Messersmith and McNally won their case before arbitrator Peter Seitz, who was fired by the owners the day afterward. McNally followed through on his intention to retire but Messersmith signed a three-year, $1 million deal with the Atlanta Braves. Among other things, then-Braves owner Ted Turner suggested the nickname "Channel" for Messersmith and jersey number 17, in order to promote the television station that aired Braves games. Major League Baseball quickly nixed the idea.

Messersmith struggled trying to live up to his new contract which was sold to the New York Yankees for $100,000 at the Winter Meetings on December 8, 1977,[1] having gone 16–15 in two seasons with the Braves, the second marred by injuries. The Yankees released him after an injury plagued 1978 season and he signed with the Dodgers, who gave him the very thing their first refusal drove him toward testing and defeating the old reserve system: a no-trade clause. But the injuries and stress had taken too much toll; Messersmith pitched in only 11 games for the Dodgers in 1979, going 2–4 with a 4.90 ERA, and retired after the Dodgers released him. He served two stints as a baseball coach at Cabrillo College, from 1986 to 1991 and from 2005 to 2007, when he retired at age 63. Messersmith's earned run average of 2.861 is the sixth lowest among starting pitchers whose careers began after the advent of the live-ball era in 1920, behind only Clayton Kershaw (2.44), Hoyt Wilhelm (2.52), Whitey Ford (2.75), Sandy Koufax (2.76), and Jim Palmer (2.856).

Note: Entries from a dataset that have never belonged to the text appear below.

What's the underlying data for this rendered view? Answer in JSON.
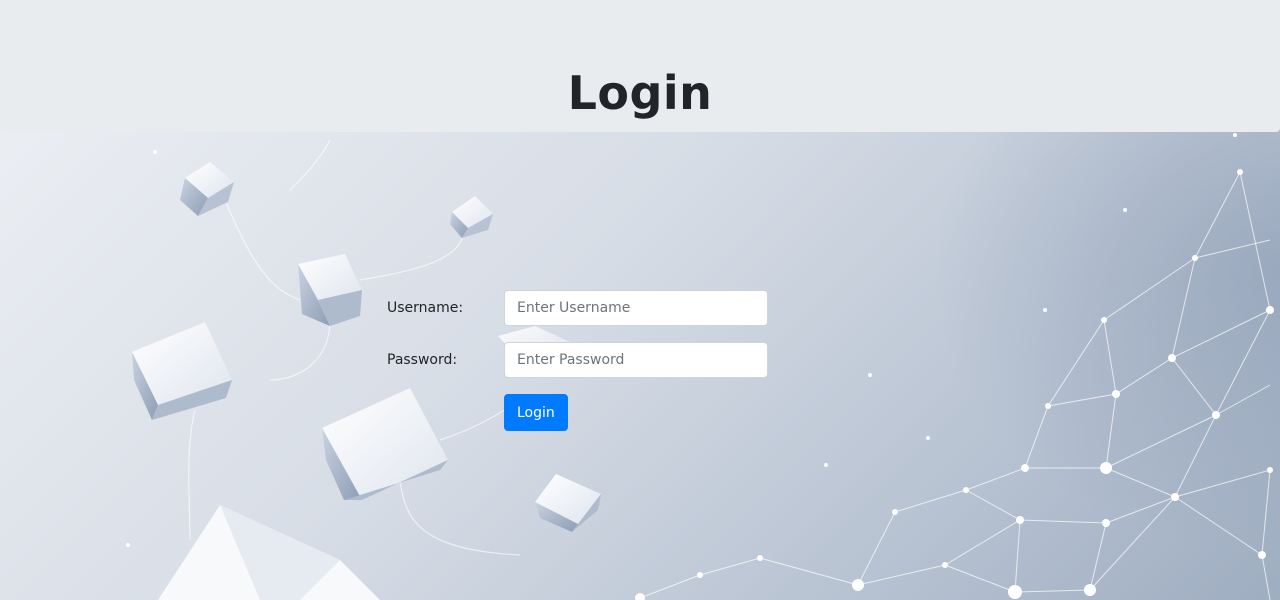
{
  "header": {
    "title": "Login"
  },
  "form": {
    "username_label": "Username:",
    "username_placeholder": "Enter Username",
    "password_label": "Password:",
    "password_placeholder": "Enter Password",
    "submit_label": "Login"
  },
  "colors": {
    "header_bg": "#e9ecef",
    "button_bg": "#007bff",
    "button_text": "#ffffff"
  }
}
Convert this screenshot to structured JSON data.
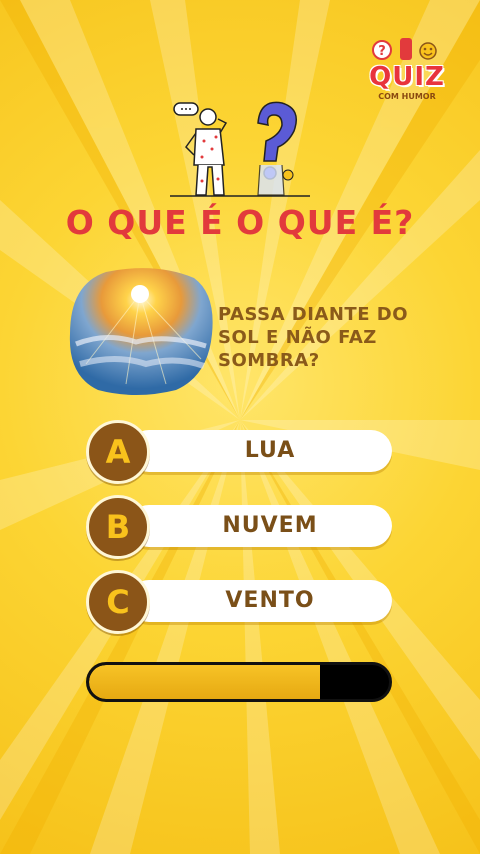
{
  "logo": {
    "text": "QUIZ",
    "subtitle": "COM HUMOR"
  },
  "title": "O QUE É O QUE É?",
  "question": {
    "text": "PASSA DIANTE DO SOL E NÃO FAZ SOMBRA?"
  },
  "options": [
    {
      "letter": "A",
      "label": "LUA"
    },
    {
      "letter": "B",
      "label": "NUVEM"
    },
    {
      "letter": "C",
      "label": "VENTO"
    }
  ],
  "timer": {
    "progress": 0.77
  },
  "colors": {
    "background": "#fcd534",
    "title": "#e23a3c",
    "question_text": "#8a5a1a",
    "option_circle": "#8b5518",
    "option_letter": "#f9c21c",
    "progress_fill": "#f7c326"
  },
  "icons": [
    "thinking-person-icon",
    "question-mark-icon",
    "quiz-logo-icon",
    "sun-cloud-image"
  ]
}
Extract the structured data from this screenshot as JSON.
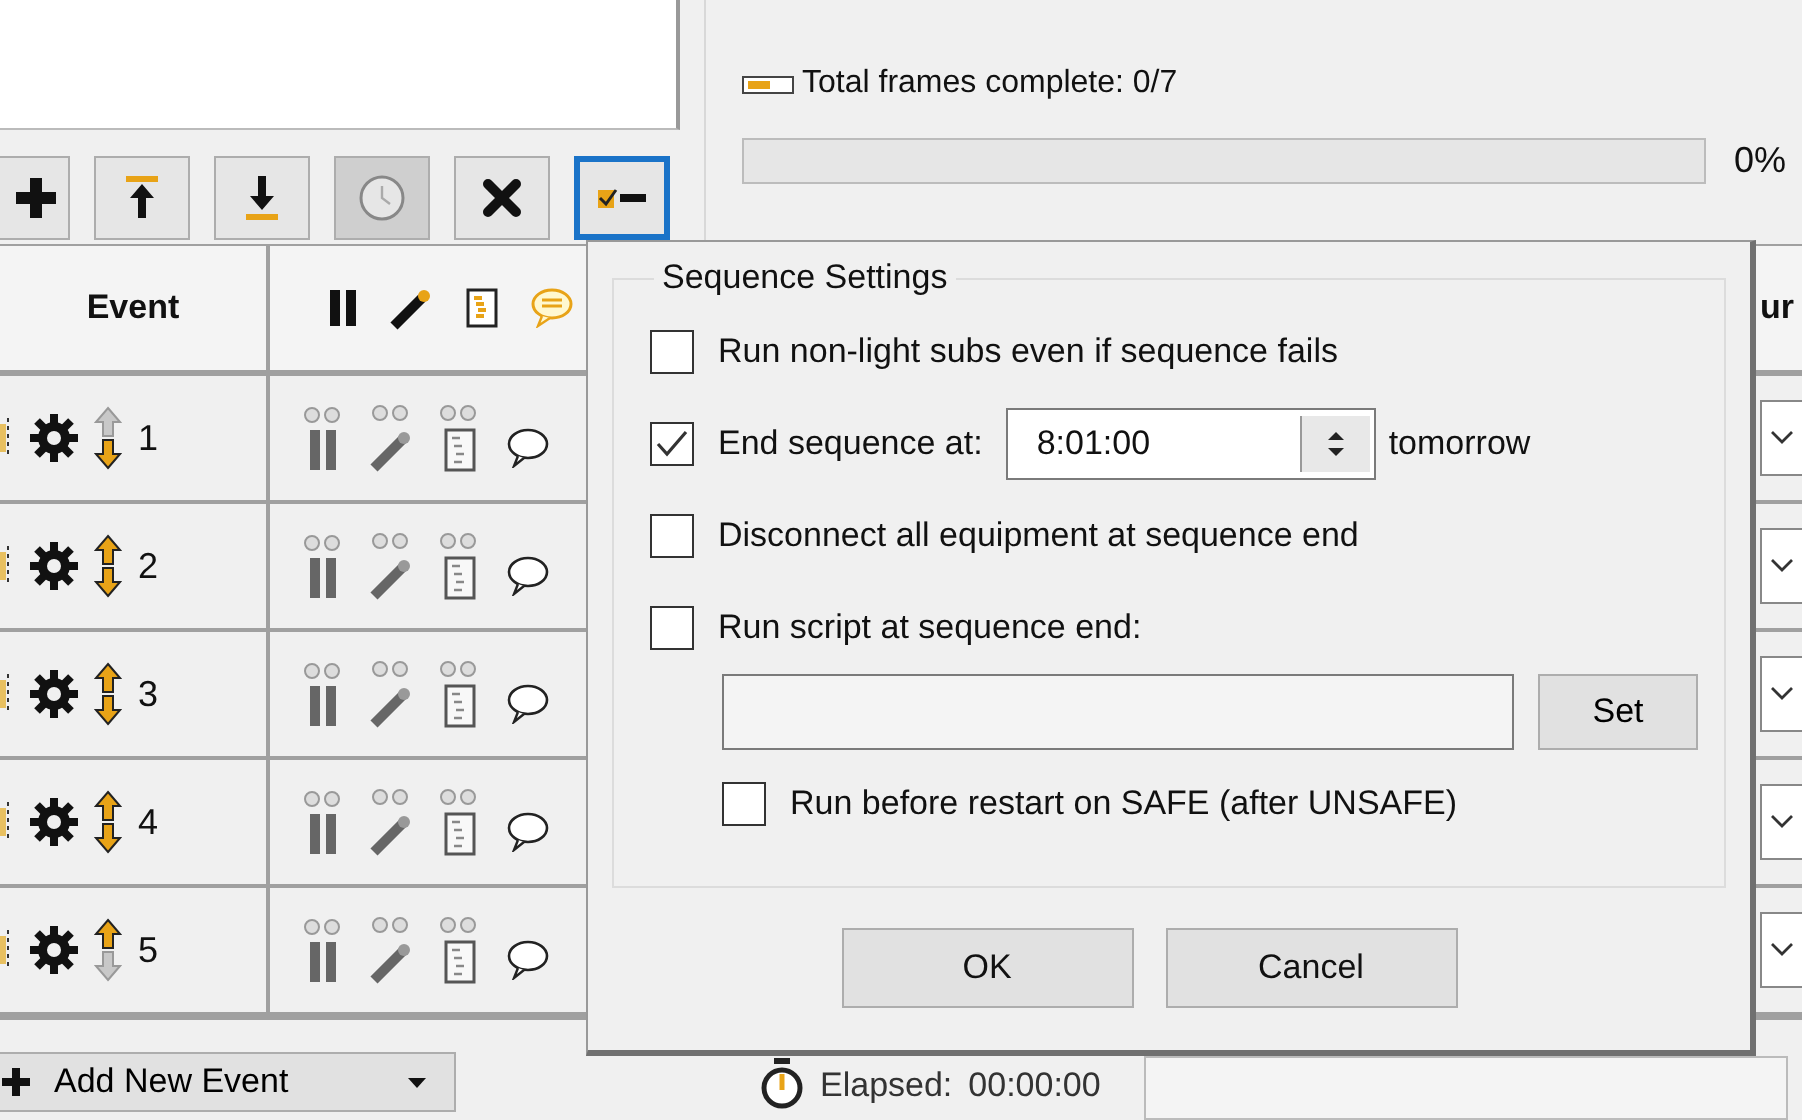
{
  "top_panel": {
    "frames_text": "Total frames complete: 0/7",
    "progress": {
      "level": 0,
      "percent": "0%"
    }
  },
  "toolbar": [
    {
      "kind": "add",
      "disabled": false,
      "selected": false
    },
    {
      "kind": "move_top",
      "disabled": false,
      "selected": false
    },
    {
      "kind": "move_bottom",
      "disabled": false,
      "selected": false
    },
    {
      "kind": "clock",
      "disabled": true,
      "selected": false
    },
    {
      "kind": "delete",
      "disabled": false,
      "selected": false
    },
    {
      "kind": "settings",
      "disabled": false,
      "selected": true
    }
  ],
  "table": {
    "columns": [
      {
        "kind": "text",
        "heading": "Event"
      },
      {
        "kind": "icons"
      },
      {
        "kind": "text",
        "heading": "ur"
      }
    ],
    "rows": [
      {
        "number": "1",
        "up_enabled": false,
        "down_enabled": true
      },
      {
        "number": "2",
        "up_enabled": true,
        "down_enabled": true
      },
      {
        "number": "3",
        "up_enabled": true,
        "down_enabled": true
      },
      {
        "number": "4",
        "up_enabled": true,
        "down_enabled": true
      },
      {
        "number": "5",
        "up_enabled": true,
        "down_enabled": false
      }
    ]
  },
  "dialog": {
    "group_title": "Sequence Settings",
    "options": [
      {
        "kind": "checkbox",
        "label": "Run non-light subs even if sequence fails",
        "checked": false
      },
      {
        "kind": "time",
        "label": "End sequence at:",
        "checked": true,
        "value": "8:01:00",
        "suffix": "tomorrow"
      },
      {
        "kind": "checkbox",
        "label": "Disconnect all equipment at sequence end",
        "checked": false
      },
      {
        "kind": "script",
        "label": "Run script at sequence end:",
        "checked": false,
        "button": "Set"
      },
      {
        "kind": "sub_checkbox",
        "label": "Run before restart on SAFE (after UNSAFE)",
        "checked": false
      }
    ],
    "buttons": [
      "OK",
      "Cancel"
    ]
  },
  "bottom_bar": {
    "add_button": "Add New Event",
    "elapsed_label": "Elapsed:",
    "elapsed_value": "00:00:00"
  }
}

Career statistics

12 130 99 .568 2.86 344 295 30 98 27 14 2230.1 1719 812 709 831 1625 40 7 70 6.9 1.143

See also


External links


  • John Helyar, The Lords of the Realm: The Real History of Baseball. (New York: Villard/Random House, 1994.)
This page was last edited on 5 March 2023, at 20:16
Basis of this page is in Wikipedia. Text is available under the CC BY-SA 3.0 Unported License. Non-text media are available under their specified licenses. Wikipedia® is a registered trademark of the Wikimedia Foundation, Inc. WIKI 2 is an independent company and has no affiliation with Wikimedia Foundation.